FY 2025 is also the first year of the state’s two-year budget, proposed by Virginia Gov. Glenn Youngkin in December. Although education funding is set to receive a boost, revisions to the state’s education funding formula could result in Hanover receiving less in state funding.

In his remarks, Gill referred to the Local Composite Index. The LCI examines a school division's ability to pay education costs and is determined through numerous factors, including a district’s enrollment, population, real estate value, residential income and retail sales.

Hanover’s LCI has increased for the fifth consecutive biennium, which means the state will likely require the county to pay a higher portion of the school division’s budget.

“While our needs have increased, the dollars from the state have decreased,” Gill said. “So, with that as the backdrop … there is, in fact, a silver lining.”

Gill said the county is prepared to meet the growing needs of its students — despite funding challenges — and hopes to work with Hanover supervisors and County Administrator John Budesky to fulfill its priorities.

"We look forward to working with schools and our respective boards this spring to engage with our citizens and adopt a budget that supports our collective priorities for the fiscal year beginning July,” Budesky wrote in a statement.

Among the superintendent's top priorities were staffing levels and wages. The initial budget proposal calls for a 3% salary increase for qualified employees with the goal to provide a 4% increase, if the state budget results in more favorable funding.

“Right now, in the current budget, the dollars are simply not there,” Gill said. “If the General Assembly's final budget is more favorable for K-to-12 education as a whole, the priority of the county administrator, as well as ours, would be to increase that from 3% to 4%.”

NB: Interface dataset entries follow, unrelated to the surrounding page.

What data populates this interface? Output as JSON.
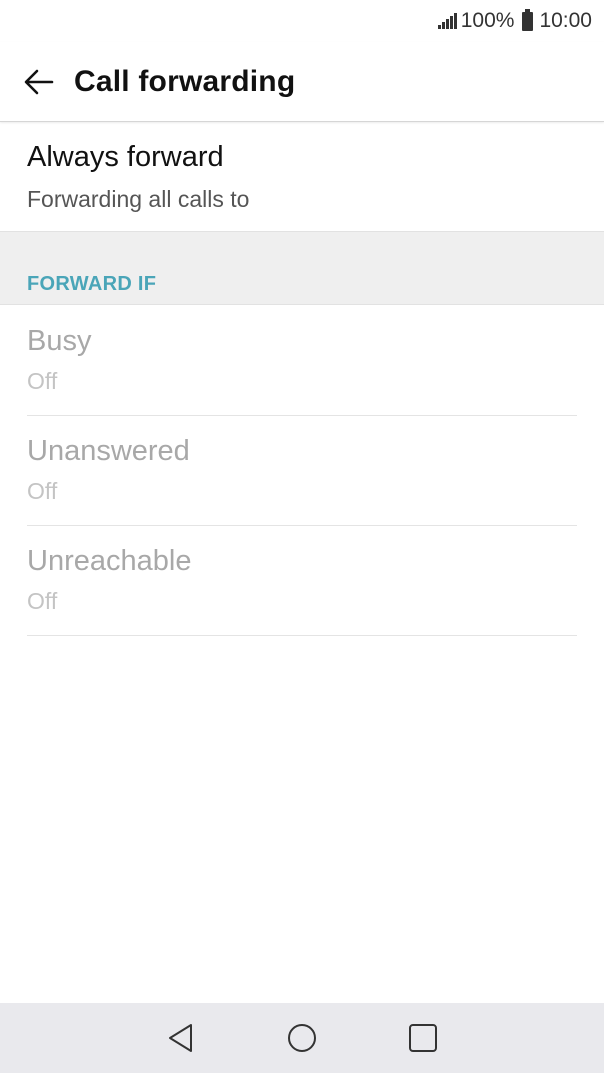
{
  "status_bar": {
    "battery": "100%",
    "time": "10:00",
    "icons": [
      "signal-icon",
      "battery-icon"
    ]
  },
  "app_bar": {
    "back_icon": "arrow-left-icon",
    "title": "Call forwarding"
  },
  "always_forward": {
    "title": "Always forward",
    "subtitle": "Forwarding all calls to"
  },
  "section": {
    "label": "FORWARD IF",
    "color": "#4aa5b8"
  },
  "conditions": [
    {
      "title": "Busy",
      "value": "Off"
    },
    {
      "title": "Unanswered",
      "value": "Off"
    },
    {
      "title": "Unreachable",
      "value": "Off"
    }
  ],
  "nav_bar": {
    "icons": [
      "back-triangle-icon",
      "home-circle-icon",
      "recents-square-icon"
    ]
  }
}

Additionally, the superintendent's proposed budget includes funding to offset the increasing health care premiums for faculty and targeted salary enhancements for teachers, custodians and food service staff with at least 25 years of experience.

Gill also outlined plans to increase starting wages for the division’s transportation staff from $18.77 to $23 in hopes of remaining a competitive employer among area school divisions, while also cutting into the county's growing bus driver vacancies.

The school division hopes to increase staff size with 15 additional special education instructional assistants, 10 additional special education teachers and two additional English as a second language instructors.

Gill said there are also opportunities to discuss continuing positions initially funded by stimulus money, as well as prioritizing the renovation of the county’s aging school buildings.

Residents will have a chance to comment on the school division’s proposed spending plan during the board’s first public budget hearing on Feb. 6.

Lyndon German covers Henrico and Hanover counties for VPM News.